Start of Input

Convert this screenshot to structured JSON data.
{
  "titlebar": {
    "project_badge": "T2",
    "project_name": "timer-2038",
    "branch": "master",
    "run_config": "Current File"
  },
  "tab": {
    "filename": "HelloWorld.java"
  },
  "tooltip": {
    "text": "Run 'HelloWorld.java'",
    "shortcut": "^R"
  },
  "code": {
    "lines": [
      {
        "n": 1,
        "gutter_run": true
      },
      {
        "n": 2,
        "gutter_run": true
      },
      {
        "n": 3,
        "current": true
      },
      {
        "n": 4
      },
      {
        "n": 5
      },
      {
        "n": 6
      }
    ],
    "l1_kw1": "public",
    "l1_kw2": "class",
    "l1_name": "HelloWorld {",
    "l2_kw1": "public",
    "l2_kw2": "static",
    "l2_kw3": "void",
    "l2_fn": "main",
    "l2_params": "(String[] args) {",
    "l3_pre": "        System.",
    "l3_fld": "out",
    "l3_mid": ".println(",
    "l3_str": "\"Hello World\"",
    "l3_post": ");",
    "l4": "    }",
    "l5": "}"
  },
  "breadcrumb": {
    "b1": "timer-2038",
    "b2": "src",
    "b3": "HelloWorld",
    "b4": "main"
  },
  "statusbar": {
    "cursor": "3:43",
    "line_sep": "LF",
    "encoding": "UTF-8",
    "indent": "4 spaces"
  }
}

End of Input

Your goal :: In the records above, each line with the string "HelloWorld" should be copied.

Completed exercise ::
    "filename": "HelloWorld.java"
    "text": "Run 'HelloWorld.java'",
    "l1_name": "HelloWorld {",
    "b3": "HelloWorld",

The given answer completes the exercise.